Claire Denis. I wrote much of this novel to the Trouble Every Day soundtrack by Tindersticks. Trouble Every Day is a film by Claire Denis that swathes and bruises and blues and reds and utterly blackens the screen with blood that is bitten out of men and women. Talk about hidden, what is hidden but blood? Just under the surface, writing is so much of this, just trying to touch the undersurface. And Denis, she just drags it, hauls it, splashes it out. Writing is this for me, trying to find out how to touch, to touch the thing you want to. In this work, it did become content oriented -- about trying to touch things, characters touching each other or actually fucking a statue. So Claire Denis is a central inspiration. I think of her as a high sensualist. She chooses, in her films, the senses over sense. A cultish chant of images over plot, or point. Her latest film, Bastards, I can't get out of my mind. It's so confusing. The actors look like one another. Too much. What is happening? There's all these dull colors. And then, bloody corn, glinting. And this Tindersticks song (she always uses them) that just seethes into that corn. There's an eroticism in her films that doesn't behold itself to reason. Or goodness, or clarity. Only the corn is clear, and hard and wild. Outlandish object. Objet!

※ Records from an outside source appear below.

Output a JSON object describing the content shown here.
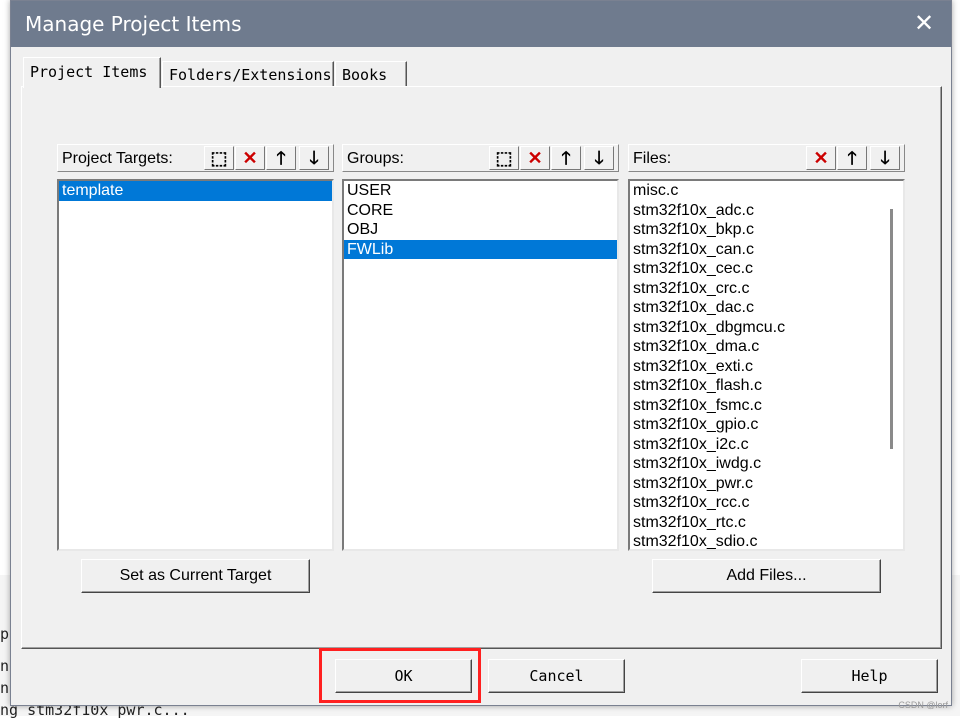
{
  "window": {
    "title": "Manage Project Items",
    "close_label": "✕"
  },
  "tabs": [
    "Project Items",
    "Folders/Extensions",
    "Books"
  ],
  "targets": {
    "label": "Project Targets:",
    "items": [
      "template"
    ],
    "selected_index": 0,
    "set_current_label": "Set as Current Target"
  },
  "groups": {
    "label": "Groups:",
    "items": [
      "USER",
      "CORE",
      "OBJ",
      "FWLib"
    ],
    "selected_index": 3
  },
  "files": {
    "label": "Files:",
    "items": [
      "misc.c",
      "stm32f10x_adc.c",
      "stm32f10x_bkp.c",
      "stm32f10x_can.c",
      "stm32f10x_cec.c",
      "stm32f10x_crc.c",
      "stm32f10x_dac.c",
      "stm32f10x_dbgmcu.c",
      "stm32f10x_dma.c",
      "stm32f10x_exti.c",
      "stm32f10x_flash.c",
      "stm32f10x_fsmc.c",
      "stm32f10x_gpio.c",
      "stm32f10x_i2c.c",
      "stm32f10x_iwdg.c",
      "stm32f10x_pwr.c",
      "stm32f10x_rcc.c",
      "stm32f10x_rtc.c",
      "stm32f10x_sdio.c"
    ],
    "add_files_label": "Add Files..."
  },
  "footer": {
    "ok_label": "OK",
    "cancel_label": "Cancel",
    "help_label": "Help"
  },
  "background": {
    "line1": "np",
    "line2": "np",
    "line3": "ng stm32f10x pwr.c...",
    "side": "pc"
  },
  "watermark": "CSDN @lorf",
  "colors": {
    "titlebar": "#6f7b8e",
    "selection": "#0078d7",
    "highlight": "#ff2020",
    "delete": "#cc0000"
  }
}
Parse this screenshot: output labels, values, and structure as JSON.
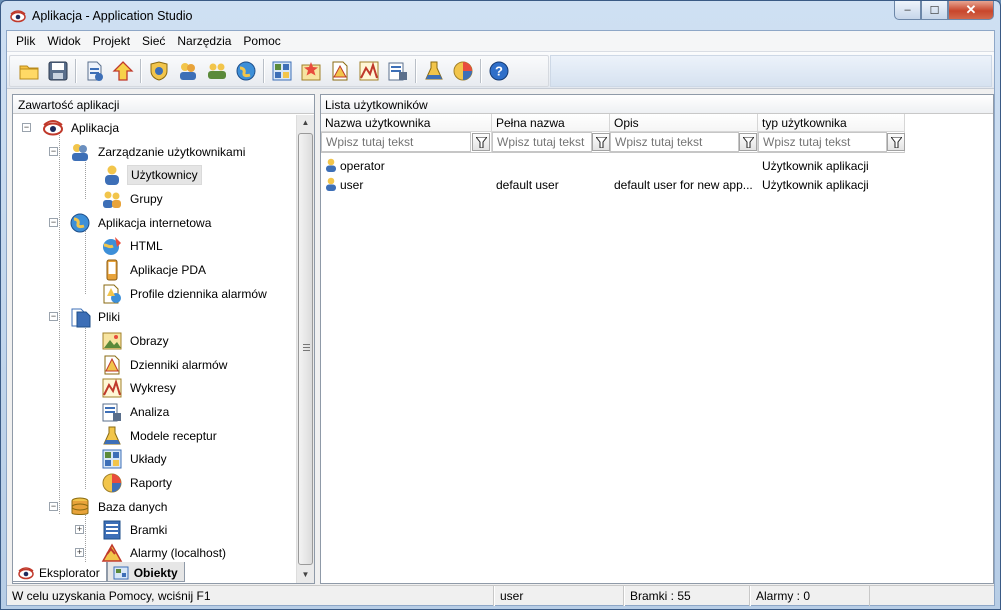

So, her. Her, her, her. And the musician Bonnie Prince Billy. He's in my writing. Just the gentle. The gentle and the strange. And the weakness, that he sometimes chooses a weak way to sing. A strange mispronunciation, or low bent sounding. I think Maggie Nelson is brilliant, and maybe someone else in this book is Inger Christensen, particularly her long poem "alphabet." Robert Duncan's Roots and Branches, all that glowing dark pastoral, that he writes totem to totem, cow to sun to root to branch to star. And really, the astronomer and writer of a very old astronomy textbook, Geography of the Heavens, Elijah Burritt. His preface, which was wiped away in later editions, because it must have been too poetic for a textbook, or for children, but his love for looking, of being alone and looking. And really, Penn and Fox also. Such tenderness and elegance in their letters, such separation from the others. And magic, for me. One of the years I was working on this, aimless, in the dark about it, living with my sister and her husband in D.C. while they went to real jobs doing real things every day, and I'd just go out in 100 degrees to the Library of Congress and show up drenched from just riding the metro to the rare books room, and I was reading a memoir of one of this country's first surgeons, a Philadelphian, feeling nothing, and scared, to be doing nothing, and I had been reading about this person for so long, but never this memoir, and here learned, in its first sentence, that his birthday is my birthday. I almost cried. I felt astonished and magical. But writing is this, is deciding it is magic. That it could do anything and is blessing you. Is deciding it all means. And that it means everything.